The answer must be every line below that contains the string "Wiedergabe".

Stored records
* * * * * * *
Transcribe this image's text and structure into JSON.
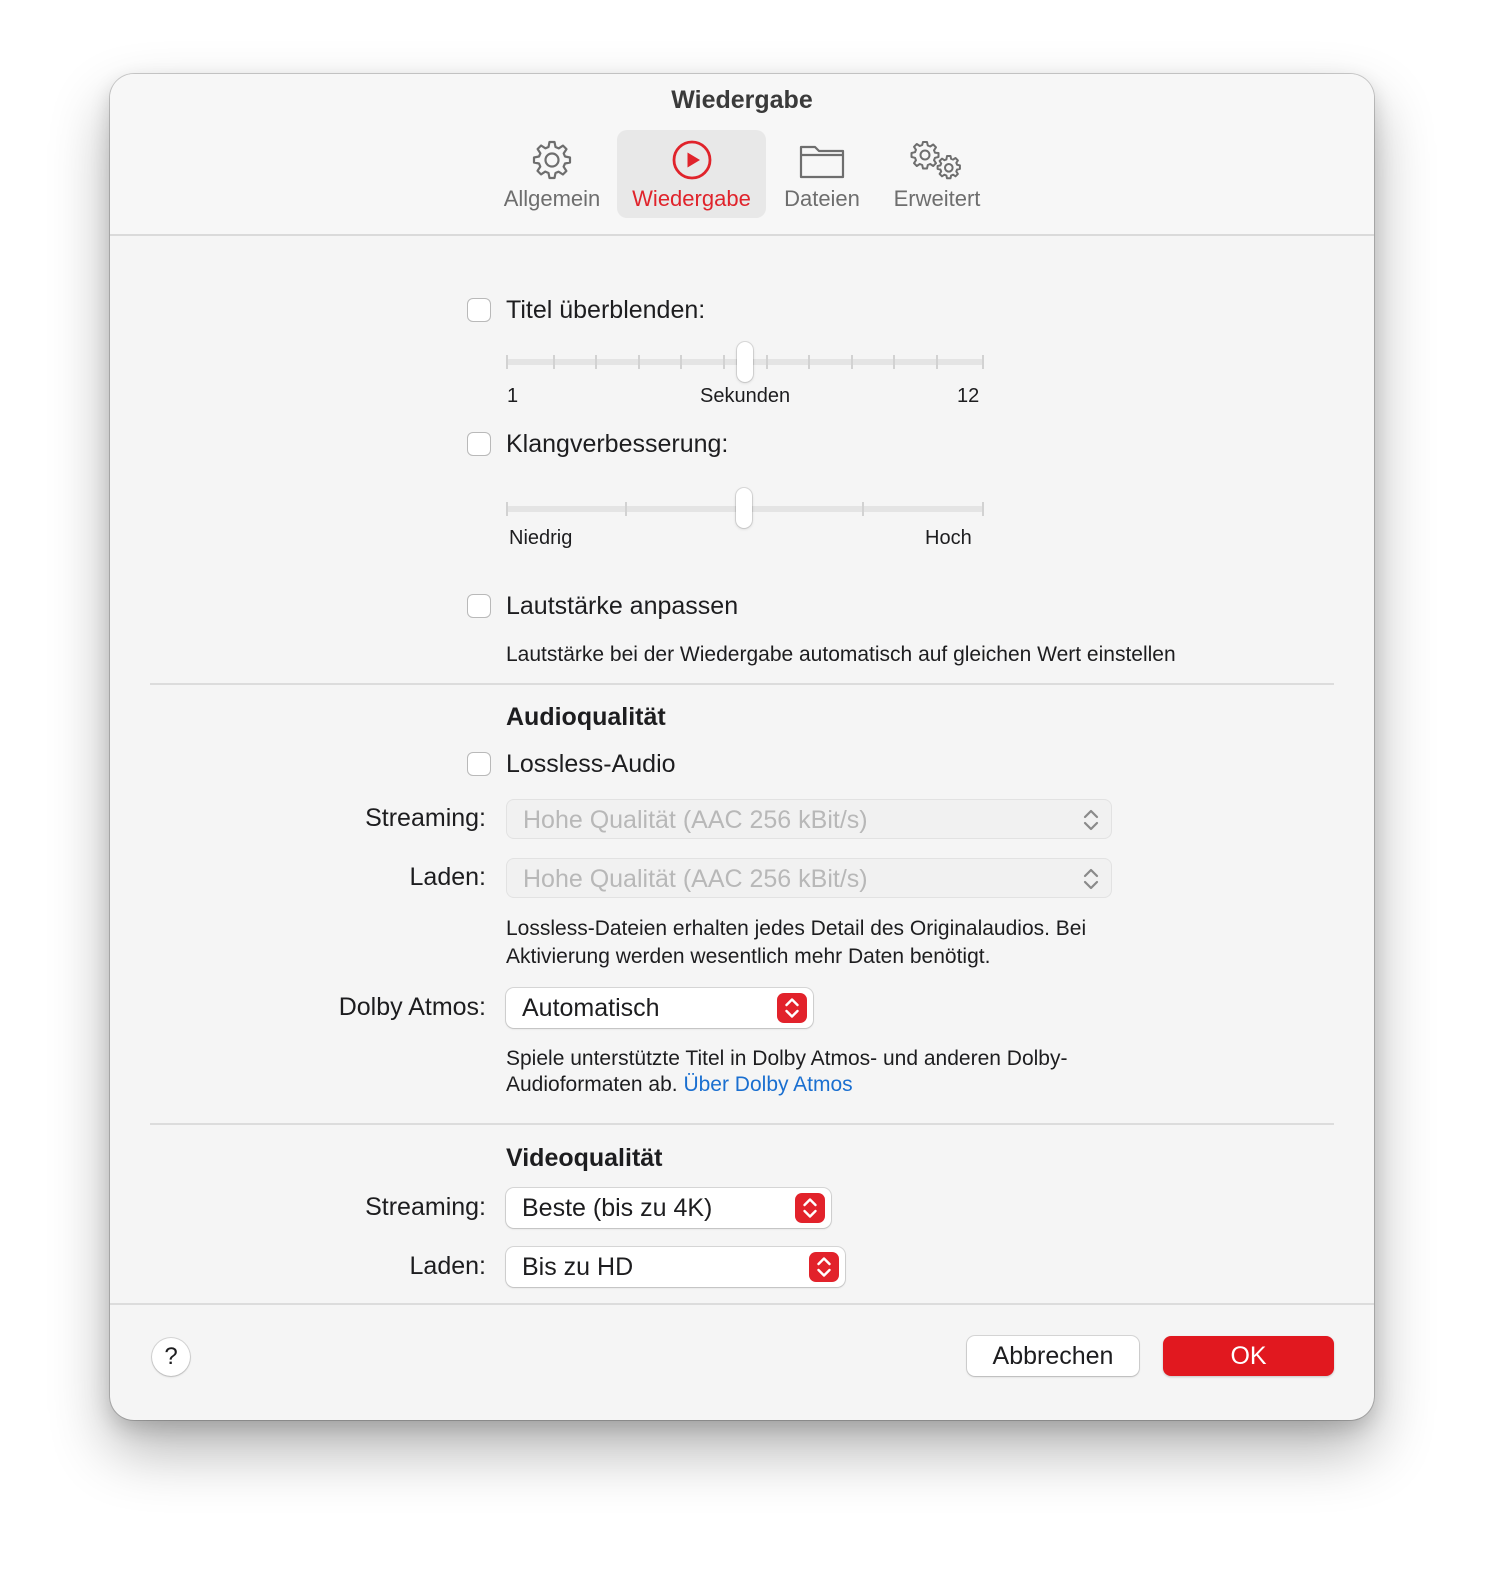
{
  "window": {
    "title": "Wiedergabe"
  },
  "tabs": [
    {
      "label": "Allgemein",
      "icon": "gear-icon",
      "active": false
    },
    {
      "label": "Wiedergabe",
      "icon": "play-circle-icon",
      "active": true
    },
    {
      "label": "Dateien",
      "icon": "folder-icon",
      "active": false
    },
    {
      "label": "Erweitert",
      "icon": "gears-icon",
      "active": false
    }
  ],
  "crossfade": {
    "label": "Titel überblenden:",
    "checked": false,
    "slider": {
      "min_label": "1",
      "unit_label": "Sekunden",
      "max_label": "12",
      "value_fraction": 0.5
    }
  },
  "sound_enhancer": {
    "label": "Klangverbesserung:",
    "checked": false,
    "slider": {
      "low_label": "Niedrig",
      "high_label": "Hoch",
      "value_fraction": 0.5
    }
  },
  "sound_check": {
    "label": "Lautstärke anpassen",
    "checked": false,
    "description": "Lautstärke bei der Wiedergabe automatisch auf gleichen Wert einstellen"
  },
  "audio_quality": {
    "heading": "Audioqualität",
    "lossless_label": "Lossless-Audio",
    "lossless_checked": false,
    "streaming_label": "Streaming:",
    "streaming_value": "Hohe Qualität (AAC 256 kBit/s)",
    "download_label": "Laden:",
    "download_value": "Hohe Qualität (AAC 256 kBit/s)",
    "lossless_note_line1": "Lossless-Dateien erhalten jedes Detail des Originalaudios. Bei",
    "lossless_note_line2": "Aktivierung werden wesentlich mehr Daten benötigt.",
    "dolby_label": "Dolby Atmos:",
    "dolby_value": "Automatisch",
    "dolby_note_line1": "Spiele unterstützte Titel in Dolby Atmos- und anderen Dolby-",
    "dolby_note_line2": "Audioformaten ab.",
    "dolby_link": "Über Dolby Atmos"
  },
  "video_quality": {
    "heading": "Videoqualität",
    "streaming_label": "Streaming:",
    "streaming_value": "Beste (bis zu 4K)",
    "download_label": "Laden:",
    "download_value": "Bis zu HD"
  },
  "footer": {
    "help_label": "?",
    "cancel_label": "Abbrechen",
    "ok_label": "OK"
  },
  "colors": {
    "accent": "#e1181f",
    "link": "#1a6fd0",
    "background": "#f5f5f5"
  }
}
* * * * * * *
■ **Completed task**
    "title": "Wiedergabe"
      "label": "Wiedergabe",
    "description": "Lautstärke bei der Wiedergabe automatisch auf gleichen Wert einstellen"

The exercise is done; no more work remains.